Assigned task:
Among the records below, which lines contain the string "Medications"? Report them.
##### Study material
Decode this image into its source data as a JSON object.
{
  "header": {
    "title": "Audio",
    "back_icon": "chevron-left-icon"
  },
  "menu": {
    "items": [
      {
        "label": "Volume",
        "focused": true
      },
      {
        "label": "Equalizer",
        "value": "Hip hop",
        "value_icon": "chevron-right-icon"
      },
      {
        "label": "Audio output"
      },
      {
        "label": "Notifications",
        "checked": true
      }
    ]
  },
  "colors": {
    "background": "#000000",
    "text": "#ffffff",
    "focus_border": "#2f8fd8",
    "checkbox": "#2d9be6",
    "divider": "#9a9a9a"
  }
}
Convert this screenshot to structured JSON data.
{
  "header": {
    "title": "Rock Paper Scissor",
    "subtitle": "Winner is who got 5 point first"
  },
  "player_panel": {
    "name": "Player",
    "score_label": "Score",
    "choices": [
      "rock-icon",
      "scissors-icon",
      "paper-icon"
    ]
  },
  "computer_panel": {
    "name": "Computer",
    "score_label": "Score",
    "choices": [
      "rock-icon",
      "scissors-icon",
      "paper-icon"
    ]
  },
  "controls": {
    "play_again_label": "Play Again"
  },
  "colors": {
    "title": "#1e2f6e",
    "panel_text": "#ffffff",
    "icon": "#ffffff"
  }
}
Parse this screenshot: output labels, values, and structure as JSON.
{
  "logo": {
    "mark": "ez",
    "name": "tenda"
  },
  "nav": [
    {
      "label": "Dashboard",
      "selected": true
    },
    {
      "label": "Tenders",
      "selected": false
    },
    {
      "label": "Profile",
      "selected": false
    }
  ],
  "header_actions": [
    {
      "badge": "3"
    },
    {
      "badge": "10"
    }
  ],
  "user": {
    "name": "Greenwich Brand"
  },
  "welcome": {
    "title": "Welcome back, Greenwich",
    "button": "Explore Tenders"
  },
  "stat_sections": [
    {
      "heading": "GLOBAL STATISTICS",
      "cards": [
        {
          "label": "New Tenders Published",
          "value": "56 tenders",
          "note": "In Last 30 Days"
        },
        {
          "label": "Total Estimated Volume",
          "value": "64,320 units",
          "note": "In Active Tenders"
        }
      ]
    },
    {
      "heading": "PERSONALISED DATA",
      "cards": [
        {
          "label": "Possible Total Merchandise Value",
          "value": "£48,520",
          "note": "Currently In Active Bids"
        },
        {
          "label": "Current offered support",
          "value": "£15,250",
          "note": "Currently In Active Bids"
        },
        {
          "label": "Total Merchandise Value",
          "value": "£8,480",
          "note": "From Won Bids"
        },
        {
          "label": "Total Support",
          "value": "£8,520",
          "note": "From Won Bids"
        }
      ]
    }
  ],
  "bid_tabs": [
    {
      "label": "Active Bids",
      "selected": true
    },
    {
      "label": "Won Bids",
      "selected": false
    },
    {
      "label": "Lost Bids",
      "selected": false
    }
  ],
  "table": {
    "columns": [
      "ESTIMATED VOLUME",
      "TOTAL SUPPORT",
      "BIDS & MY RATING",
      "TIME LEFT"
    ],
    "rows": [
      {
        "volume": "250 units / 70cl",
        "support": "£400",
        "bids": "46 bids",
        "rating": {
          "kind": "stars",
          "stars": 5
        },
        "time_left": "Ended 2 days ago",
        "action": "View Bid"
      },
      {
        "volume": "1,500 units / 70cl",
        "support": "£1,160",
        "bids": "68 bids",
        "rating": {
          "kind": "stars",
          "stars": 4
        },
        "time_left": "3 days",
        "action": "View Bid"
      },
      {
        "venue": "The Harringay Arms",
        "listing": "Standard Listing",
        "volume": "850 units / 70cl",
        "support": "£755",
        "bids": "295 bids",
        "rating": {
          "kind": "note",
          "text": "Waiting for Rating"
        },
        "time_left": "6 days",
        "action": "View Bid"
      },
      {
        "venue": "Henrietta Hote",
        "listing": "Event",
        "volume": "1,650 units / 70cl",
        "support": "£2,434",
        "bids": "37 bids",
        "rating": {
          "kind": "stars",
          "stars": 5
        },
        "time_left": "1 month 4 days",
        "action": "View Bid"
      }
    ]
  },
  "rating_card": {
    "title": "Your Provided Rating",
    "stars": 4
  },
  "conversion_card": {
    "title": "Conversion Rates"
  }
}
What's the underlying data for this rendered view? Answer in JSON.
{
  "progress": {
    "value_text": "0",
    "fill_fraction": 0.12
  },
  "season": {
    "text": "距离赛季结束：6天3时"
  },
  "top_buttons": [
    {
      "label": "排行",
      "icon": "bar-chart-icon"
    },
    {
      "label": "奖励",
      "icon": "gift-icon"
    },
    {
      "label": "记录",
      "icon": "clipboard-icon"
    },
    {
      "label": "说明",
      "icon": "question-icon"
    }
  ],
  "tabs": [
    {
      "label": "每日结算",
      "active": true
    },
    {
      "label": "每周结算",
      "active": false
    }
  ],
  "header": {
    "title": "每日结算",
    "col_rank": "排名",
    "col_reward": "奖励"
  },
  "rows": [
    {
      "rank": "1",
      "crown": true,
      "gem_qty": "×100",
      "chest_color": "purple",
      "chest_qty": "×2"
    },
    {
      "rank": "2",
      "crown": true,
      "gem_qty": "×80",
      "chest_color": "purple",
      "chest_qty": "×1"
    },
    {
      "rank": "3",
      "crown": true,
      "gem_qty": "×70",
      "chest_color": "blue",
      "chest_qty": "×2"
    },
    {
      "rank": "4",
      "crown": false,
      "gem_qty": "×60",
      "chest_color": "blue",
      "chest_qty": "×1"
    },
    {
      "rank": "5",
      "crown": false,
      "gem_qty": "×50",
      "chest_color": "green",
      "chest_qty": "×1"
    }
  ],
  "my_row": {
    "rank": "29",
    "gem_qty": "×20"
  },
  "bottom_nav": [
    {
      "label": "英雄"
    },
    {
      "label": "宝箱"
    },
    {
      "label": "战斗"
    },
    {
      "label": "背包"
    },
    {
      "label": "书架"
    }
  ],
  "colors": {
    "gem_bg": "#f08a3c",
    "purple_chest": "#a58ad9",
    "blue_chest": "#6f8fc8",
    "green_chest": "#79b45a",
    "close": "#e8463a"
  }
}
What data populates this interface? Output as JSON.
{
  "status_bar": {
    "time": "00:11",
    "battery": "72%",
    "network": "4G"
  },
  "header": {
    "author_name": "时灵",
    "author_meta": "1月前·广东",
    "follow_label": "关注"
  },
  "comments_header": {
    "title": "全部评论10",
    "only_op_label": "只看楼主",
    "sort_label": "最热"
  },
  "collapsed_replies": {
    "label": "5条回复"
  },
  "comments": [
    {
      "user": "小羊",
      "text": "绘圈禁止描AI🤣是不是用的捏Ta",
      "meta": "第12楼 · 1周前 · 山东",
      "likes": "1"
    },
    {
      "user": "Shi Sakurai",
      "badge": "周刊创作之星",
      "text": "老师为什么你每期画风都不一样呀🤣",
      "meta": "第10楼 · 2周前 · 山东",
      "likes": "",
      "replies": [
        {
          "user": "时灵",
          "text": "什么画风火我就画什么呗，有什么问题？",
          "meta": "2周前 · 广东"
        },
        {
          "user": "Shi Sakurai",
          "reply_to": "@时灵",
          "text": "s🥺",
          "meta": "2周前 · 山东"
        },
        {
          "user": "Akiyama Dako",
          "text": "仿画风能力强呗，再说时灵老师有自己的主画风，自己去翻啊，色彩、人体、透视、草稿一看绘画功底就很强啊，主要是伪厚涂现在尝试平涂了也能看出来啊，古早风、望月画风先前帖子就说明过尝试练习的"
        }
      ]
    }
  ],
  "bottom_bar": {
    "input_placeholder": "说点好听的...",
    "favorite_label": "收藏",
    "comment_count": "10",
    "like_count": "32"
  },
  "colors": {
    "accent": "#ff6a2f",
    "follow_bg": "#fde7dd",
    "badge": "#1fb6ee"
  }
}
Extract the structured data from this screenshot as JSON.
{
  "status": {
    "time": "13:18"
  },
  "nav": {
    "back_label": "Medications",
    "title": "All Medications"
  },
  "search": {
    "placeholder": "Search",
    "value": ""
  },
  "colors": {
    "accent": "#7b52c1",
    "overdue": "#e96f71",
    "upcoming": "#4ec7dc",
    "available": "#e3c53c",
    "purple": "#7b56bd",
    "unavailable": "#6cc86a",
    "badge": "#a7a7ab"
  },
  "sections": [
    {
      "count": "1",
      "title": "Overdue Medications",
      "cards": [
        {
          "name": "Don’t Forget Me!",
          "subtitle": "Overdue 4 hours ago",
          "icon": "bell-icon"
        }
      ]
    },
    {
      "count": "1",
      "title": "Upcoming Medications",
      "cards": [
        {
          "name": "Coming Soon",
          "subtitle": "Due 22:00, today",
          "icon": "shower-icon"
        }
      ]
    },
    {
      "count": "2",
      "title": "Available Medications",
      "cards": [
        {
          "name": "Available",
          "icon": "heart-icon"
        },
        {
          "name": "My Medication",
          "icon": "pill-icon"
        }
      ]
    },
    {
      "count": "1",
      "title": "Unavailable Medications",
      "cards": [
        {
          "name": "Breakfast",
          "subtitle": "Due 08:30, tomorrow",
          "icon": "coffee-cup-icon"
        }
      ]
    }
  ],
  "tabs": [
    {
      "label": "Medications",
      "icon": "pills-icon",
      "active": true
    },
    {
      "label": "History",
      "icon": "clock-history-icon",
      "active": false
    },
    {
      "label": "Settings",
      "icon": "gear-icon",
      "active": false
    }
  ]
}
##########
Reply to the exercise:
    "back_label": "Medications",
    "title": "All Medications"
      "title": "Overdue Medications",
      "title": "Upcoming Medications",
      "title": "Available Medications",
      "title": "Unavailable Medications",
      "label": "Medications",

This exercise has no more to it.